A few days after the election, I wrote about President-elect Obama’s decentralized entrepreneurial campaign, which fully exploited the Web and trusted people at the edge. Here’s a post-election debrief from the technology team — the so-called Triple-O — that made it happen. They offer a final tally of metrics:

— two million “MyBO” Web-volunteer profiles

— 13 million e-mail addresses

— more than half a billion dollars raised online

— three million online donors gave 6.5 million donations

— average online contribution of $80

— more than 200,000 volunteer-organized offline events

As I pointed out, this innovative “capitalist” campaign clashed with many of Obama’s tax-regulate-and-centralize policy proposals. We’ll see if the new President learns anything from his successful campaign and puts it to use reigniting the economy.

We Know Exactly What We’re Doing

With the government doing so many things so quickly to relieve problems it really doesn’t understand very well, what will be the results? Do we know? Do they? Not really. Not really at all. Just one unintended consequence among many cited today by Brian Wesbury:

Take, for example, the extension of unemployment benefits enacted in June. Normally, jobless benefits are available for 26 weeks. The extension, which will last temporarily through early next year, added another 13 weeks. Following this, between June and October – in only four months – the unemployment rate has risen from 5.5% to 6.5%, a full percentage point.
What’s odd about the jump in the jobless rate is that it has been accompanied by an unusual increase in the number of people who say they are looking for work. Normally, when the unemployment rate leaps upward we see a decline in the share of the population either working or looking for work (what economists call the participation rate). Not this time.
In order to receive unemployment benefits, a person must be looking for work, so the extension of benefits is artificially coaxing many people who would no longer be in the workforce at all to say they are still looking for work, just so they can continue to collect benefits. The unintended consequence is that the unemployment rate is boosted faster and further than normal in a recession, making it more likely that policymakers further extend benefits, boosting the deficit and pushing up future tax payments.

Obama’s Entrepreneurial Lesson

From my article in Friday’s Wall Street Journal:

If Barack Obama ran for president by calling for a heavier hand of government, he also won by running one of the most entrepreneurial campaigns in history.

Will he now grasp the lesson his campaign offers as he crafts policies aimed at reigniting the national economy?
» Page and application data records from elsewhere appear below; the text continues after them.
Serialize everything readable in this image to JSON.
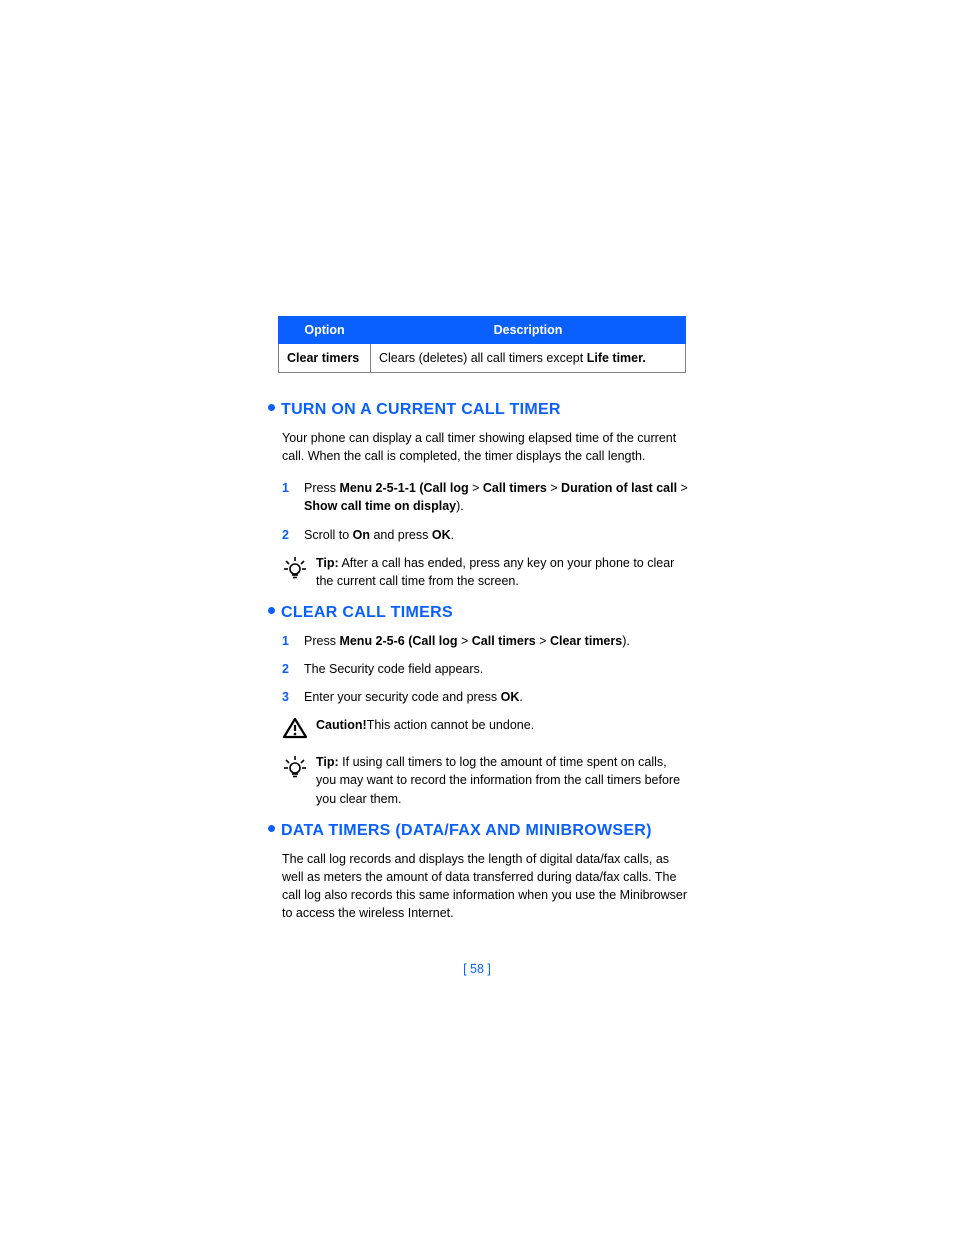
{
  "table": {
    "headers": [
      "Option",
      "Description"
    ],
    "row": {
      "option": "Clear timers",
      "desc_pre": "Clears (deletes) all call timers except ",
      "desc_bold": "Life timer."
    }
  },
  "sections": [
    {
      "title": "TURN ON A CURRENT CALL TIMER",
      "intro": "Your phone can display a call timer showing elapsed time of the current call. When the call is completed, the timer displays the call length.",
      "step1_pre": "Press ",
      "step1_b1": "Menu 2-5-1-1 (Call log",
      "step1_gt1": " > ",
      "step1_b2": "Call timers",
      "step1_gt2": " > ",
      "step1_b3": "Duration of last call",
      "step1_gt3": " > ",
      "step1_b4": "Show call time on display",
      "step1_post": ").",
      "step2_pre": "Scroll to ",
      "step2_b1": "On",
      "step2_mid": " and press ",
      "step2_b2": "OK",
      "step2_post": ".",
      "tip_label": "Tip:",
      "tip_text": " After a call has ended, press any key on your phone to clear the current call time from the screen."
    },
    {
      "title": "CLEAR CALL TIMERS",
      "step1_pre": "Press ",
      "step1_b1": "Menu 2-5-6 (Call log",
      "step1_gt1": " > ",
      "step1_b2": "Call timers",
      "step1_gt2": " > ",
      "step1_b3": "Clear timers",
      "step1_post": ").",
      "step2": "The Security code field appears.",
      "step3_pre": "Enter your security code and press ",
      "step3_b1": "OK",
      "step3_post": ".",
      "caution_label": "Caution!",
      "caution_text": "This action cannot be undone.",
      "tip_label": "Tip:",
      "tip_text": " If using call timers to log the amount of time spent on calls, you may want to record the information from the call timers before you clear them."
    },
    {
      "title": "DATA TIMERS (DATA/FAX AND MINIBROWSER)",
      "intro": "The call log records and displays the length of digital data/fax calls, as well as meters the amount of data transferred during data/fax calls. The call log also records this same information when you use the Minibrowser to access the wireless Internet."
    }
  ],
  "page_number": "[ 58 ]"
}
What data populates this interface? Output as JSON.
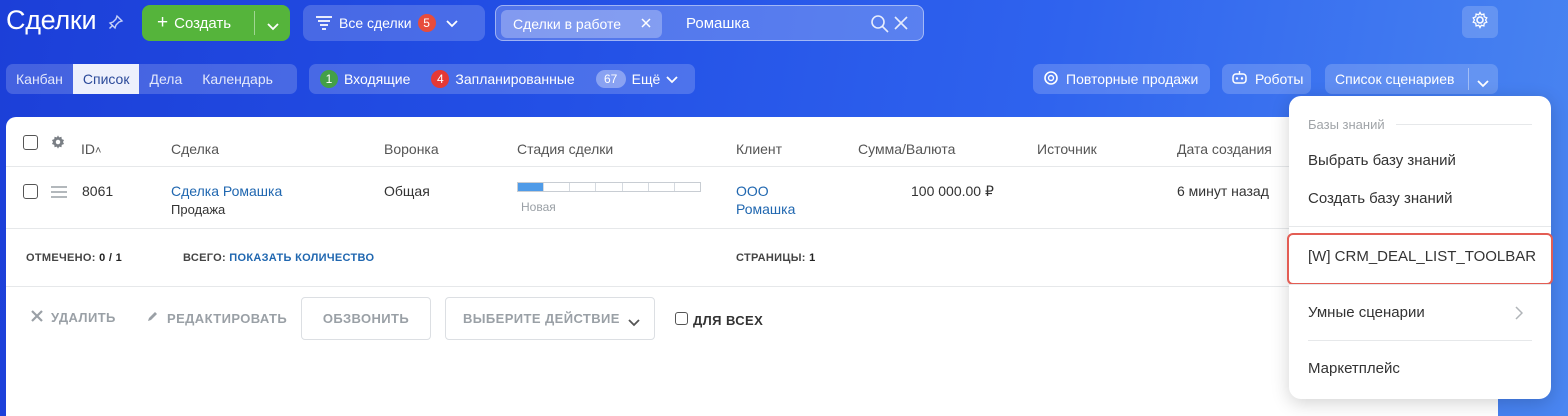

Amid a recession, two wars, and a global financial crisis, will he come to see that unleashing the entrepreneur is the best way to raise the revenue he needs for his lofty priorities?

Read the whole op-ed here, and listen to a brief radio interview here.